> **WHAT YOU ARE ASKED TO DO**:
Search the entries below for the word "content" and copy every line where it appears.

** WORKING DATA follows **

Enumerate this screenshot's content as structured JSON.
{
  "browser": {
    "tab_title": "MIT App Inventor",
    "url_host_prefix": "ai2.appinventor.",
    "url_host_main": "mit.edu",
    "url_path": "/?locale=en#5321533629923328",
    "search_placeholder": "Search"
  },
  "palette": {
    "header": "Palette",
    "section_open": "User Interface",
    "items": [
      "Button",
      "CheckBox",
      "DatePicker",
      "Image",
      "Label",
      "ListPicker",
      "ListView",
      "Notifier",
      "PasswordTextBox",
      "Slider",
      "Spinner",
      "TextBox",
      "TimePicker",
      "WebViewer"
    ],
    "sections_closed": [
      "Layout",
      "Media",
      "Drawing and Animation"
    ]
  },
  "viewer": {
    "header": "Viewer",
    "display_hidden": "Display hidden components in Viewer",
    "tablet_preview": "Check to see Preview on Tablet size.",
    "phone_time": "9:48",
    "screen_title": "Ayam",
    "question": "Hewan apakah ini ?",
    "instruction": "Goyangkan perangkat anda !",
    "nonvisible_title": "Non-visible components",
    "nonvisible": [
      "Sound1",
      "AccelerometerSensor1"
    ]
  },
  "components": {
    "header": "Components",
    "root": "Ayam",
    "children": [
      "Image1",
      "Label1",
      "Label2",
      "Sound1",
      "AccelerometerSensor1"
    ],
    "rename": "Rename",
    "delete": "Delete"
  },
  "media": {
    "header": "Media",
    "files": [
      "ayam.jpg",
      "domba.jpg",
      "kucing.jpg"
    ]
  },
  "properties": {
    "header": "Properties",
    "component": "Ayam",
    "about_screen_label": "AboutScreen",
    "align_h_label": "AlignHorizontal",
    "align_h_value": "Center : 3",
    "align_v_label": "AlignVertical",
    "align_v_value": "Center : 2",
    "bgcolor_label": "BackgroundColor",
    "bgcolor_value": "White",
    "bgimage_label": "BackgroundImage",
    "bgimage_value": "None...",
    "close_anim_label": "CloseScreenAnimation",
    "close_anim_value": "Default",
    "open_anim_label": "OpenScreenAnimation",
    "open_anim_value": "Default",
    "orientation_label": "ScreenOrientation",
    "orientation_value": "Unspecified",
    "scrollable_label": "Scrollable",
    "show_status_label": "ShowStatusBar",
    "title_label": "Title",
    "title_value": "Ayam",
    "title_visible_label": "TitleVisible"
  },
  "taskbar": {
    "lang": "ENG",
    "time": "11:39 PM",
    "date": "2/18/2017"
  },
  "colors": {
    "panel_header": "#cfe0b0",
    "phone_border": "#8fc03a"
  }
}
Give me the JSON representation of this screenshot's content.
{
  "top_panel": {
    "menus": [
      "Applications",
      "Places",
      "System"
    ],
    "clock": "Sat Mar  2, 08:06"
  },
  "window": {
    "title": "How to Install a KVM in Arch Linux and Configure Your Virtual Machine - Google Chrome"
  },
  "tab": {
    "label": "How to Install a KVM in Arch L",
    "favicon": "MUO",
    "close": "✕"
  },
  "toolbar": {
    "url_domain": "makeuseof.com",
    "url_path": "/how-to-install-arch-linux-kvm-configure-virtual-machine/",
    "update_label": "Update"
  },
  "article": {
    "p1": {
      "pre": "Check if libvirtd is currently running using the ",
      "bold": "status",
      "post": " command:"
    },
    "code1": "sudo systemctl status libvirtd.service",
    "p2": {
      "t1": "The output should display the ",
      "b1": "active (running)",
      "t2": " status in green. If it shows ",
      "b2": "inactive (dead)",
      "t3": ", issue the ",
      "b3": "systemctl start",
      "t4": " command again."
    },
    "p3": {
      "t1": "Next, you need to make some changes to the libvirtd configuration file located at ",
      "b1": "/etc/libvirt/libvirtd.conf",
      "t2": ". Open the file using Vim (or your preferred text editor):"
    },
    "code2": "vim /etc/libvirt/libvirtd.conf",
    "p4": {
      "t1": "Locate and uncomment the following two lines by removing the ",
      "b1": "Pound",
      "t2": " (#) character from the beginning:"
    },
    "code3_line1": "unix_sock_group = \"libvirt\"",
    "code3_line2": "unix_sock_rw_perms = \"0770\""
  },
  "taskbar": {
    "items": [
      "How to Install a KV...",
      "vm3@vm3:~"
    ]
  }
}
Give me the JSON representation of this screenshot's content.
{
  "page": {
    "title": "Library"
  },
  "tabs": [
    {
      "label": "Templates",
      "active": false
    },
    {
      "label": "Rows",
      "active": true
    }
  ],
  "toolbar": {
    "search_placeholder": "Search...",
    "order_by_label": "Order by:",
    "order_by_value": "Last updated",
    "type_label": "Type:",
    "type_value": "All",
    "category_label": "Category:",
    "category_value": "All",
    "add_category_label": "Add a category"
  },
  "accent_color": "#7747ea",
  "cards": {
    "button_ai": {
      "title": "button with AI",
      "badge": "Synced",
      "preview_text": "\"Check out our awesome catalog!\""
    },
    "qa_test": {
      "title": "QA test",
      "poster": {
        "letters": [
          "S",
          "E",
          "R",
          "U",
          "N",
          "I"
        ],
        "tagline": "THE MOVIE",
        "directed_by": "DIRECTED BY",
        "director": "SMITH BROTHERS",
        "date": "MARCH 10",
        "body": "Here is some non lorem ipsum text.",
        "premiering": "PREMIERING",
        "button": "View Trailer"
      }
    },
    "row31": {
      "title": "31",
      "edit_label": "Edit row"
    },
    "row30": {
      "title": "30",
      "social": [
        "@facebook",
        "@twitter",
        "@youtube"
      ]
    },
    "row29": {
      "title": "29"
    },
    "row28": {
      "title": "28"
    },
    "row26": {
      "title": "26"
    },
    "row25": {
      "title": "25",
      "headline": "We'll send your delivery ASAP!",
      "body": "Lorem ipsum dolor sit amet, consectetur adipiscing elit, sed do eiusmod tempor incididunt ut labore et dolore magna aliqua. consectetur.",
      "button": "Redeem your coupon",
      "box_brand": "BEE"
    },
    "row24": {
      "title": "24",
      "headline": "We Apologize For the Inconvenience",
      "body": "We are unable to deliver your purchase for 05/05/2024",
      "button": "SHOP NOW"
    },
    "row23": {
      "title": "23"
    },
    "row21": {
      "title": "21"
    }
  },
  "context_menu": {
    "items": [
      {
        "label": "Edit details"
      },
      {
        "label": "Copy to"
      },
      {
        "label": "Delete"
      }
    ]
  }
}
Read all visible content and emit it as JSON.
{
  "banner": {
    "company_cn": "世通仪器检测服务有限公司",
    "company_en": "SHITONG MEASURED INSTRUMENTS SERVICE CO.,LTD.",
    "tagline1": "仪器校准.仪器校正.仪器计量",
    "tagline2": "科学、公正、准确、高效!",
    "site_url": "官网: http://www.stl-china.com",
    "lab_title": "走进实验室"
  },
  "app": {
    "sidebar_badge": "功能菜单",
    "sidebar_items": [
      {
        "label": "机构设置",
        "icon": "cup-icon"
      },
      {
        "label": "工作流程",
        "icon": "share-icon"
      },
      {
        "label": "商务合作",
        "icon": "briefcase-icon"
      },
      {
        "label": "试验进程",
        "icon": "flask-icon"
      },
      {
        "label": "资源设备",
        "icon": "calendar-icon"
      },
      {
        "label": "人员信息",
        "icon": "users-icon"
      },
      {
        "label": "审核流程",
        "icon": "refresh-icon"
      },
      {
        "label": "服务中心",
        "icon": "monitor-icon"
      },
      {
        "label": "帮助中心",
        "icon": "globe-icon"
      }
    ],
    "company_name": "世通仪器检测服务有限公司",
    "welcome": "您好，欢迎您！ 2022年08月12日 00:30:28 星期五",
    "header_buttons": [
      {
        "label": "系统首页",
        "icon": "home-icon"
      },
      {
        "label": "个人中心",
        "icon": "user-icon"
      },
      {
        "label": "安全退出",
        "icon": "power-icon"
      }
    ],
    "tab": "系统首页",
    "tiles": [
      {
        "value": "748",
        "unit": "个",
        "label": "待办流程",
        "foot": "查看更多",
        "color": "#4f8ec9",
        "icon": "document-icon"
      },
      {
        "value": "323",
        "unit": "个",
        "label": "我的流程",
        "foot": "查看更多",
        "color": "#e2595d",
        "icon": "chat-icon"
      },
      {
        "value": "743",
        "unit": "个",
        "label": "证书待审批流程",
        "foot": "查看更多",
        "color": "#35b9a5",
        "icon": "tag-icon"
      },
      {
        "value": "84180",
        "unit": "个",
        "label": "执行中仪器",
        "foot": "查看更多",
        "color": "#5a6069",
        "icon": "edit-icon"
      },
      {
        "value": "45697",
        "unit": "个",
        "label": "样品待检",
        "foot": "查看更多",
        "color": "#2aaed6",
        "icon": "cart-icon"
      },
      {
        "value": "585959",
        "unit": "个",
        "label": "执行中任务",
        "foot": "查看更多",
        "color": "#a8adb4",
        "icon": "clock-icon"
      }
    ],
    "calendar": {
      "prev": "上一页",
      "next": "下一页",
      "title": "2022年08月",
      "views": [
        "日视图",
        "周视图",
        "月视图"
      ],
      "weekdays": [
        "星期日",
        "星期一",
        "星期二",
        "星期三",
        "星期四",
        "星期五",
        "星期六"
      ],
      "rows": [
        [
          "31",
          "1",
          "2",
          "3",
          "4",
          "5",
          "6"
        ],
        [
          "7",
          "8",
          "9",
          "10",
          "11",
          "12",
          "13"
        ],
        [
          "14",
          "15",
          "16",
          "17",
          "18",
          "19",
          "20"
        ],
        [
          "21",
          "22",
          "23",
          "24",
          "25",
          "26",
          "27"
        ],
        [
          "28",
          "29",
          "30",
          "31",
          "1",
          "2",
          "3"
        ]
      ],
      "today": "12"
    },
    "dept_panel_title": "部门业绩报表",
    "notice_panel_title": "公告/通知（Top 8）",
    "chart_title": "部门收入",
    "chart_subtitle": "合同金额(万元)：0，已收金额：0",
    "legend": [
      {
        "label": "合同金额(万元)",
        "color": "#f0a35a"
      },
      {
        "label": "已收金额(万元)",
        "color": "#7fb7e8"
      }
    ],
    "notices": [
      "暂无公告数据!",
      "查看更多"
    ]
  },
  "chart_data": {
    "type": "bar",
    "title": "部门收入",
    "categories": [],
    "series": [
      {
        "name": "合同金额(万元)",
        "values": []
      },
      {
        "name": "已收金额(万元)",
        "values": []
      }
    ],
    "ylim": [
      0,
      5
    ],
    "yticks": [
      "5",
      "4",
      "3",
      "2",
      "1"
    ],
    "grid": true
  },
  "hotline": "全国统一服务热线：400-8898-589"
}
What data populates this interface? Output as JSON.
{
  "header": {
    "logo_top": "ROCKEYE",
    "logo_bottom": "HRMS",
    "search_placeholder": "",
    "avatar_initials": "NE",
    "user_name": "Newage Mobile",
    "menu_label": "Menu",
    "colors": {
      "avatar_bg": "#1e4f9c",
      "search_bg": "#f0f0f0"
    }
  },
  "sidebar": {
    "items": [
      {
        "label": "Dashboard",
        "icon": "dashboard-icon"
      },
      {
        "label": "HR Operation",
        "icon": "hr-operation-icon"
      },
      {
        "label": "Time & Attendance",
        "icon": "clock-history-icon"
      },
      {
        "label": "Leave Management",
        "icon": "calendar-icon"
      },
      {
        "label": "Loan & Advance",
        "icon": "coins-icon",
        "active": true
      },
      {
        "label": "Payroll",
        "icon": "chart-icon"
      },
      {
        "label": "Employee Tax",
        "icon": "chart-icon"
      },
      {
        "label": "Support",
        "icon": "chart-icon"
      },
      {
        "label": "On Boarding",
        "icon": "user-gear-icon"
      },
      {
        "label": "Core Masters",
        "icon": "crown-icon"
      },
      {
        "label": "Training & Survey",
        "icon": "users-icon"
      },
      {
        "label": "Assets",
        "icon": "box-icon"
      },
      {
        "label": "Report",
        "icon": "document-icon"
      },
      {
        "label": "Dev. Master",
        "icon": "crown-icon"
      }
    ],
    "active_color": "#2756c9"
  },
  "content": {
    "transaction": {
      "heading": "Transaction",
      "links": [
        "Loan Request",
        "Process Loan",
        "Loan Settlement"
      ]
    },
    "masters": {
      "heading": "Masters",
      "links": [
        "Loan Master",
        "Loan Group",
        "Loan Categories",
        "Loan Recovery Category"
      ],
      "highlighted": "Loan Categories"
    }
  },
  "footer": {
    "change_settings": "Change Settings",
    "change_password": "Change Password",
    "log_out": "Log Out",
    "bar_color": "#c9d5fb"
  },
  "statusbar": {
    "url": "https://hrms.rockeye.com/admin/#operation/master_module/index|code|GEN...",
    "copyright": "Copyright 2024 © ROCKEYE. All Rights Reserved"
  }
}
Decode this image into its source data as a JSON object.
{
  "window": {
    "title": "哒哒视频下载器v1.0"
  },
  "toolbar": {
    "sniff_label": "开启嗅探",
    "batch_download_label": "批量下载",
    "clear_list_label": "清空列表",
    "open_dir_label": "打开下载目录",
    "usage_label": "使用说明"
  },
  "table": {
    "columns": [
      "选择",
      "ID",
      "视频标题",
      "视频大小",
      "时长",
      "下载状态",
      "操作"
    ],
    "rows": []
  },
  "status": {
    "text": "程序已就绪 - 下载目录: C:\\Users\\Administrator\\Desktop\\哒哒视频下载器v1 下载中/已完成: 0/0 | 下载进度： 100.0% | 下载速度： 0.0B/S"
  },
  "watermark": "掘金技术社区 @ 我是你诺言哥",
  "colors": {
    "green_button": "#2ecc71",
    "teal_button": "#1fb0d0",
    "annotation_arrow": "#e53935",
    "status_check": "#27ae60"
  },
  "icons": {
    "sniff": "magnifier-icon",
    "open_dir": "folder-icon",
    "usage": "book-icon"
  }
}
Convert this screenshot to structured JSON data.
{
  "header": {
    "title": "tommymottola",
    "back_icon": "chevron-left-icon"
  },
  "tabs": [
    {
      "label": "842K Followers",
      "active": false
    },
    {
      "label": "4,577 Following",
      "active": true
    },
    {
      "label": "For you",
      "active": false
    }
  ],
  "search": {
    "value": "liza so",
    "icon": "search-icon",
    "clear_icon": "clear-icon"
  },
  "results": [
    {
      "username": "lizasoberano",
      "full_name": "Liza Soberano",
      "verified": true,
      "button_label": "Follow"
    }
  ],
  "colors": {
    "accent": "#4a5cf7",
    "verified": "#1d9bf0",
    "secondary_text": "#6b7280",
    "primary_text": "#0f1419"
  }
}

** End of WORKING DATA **

> **FINISHED TASK**:
Enumerate this screenshot's content as structured JSON.
Give me the JSON representation of this screenshot's content.
Give me the JSON representation of this screenshot's content.
Read all visible content and emit it as JSON.
  "content": {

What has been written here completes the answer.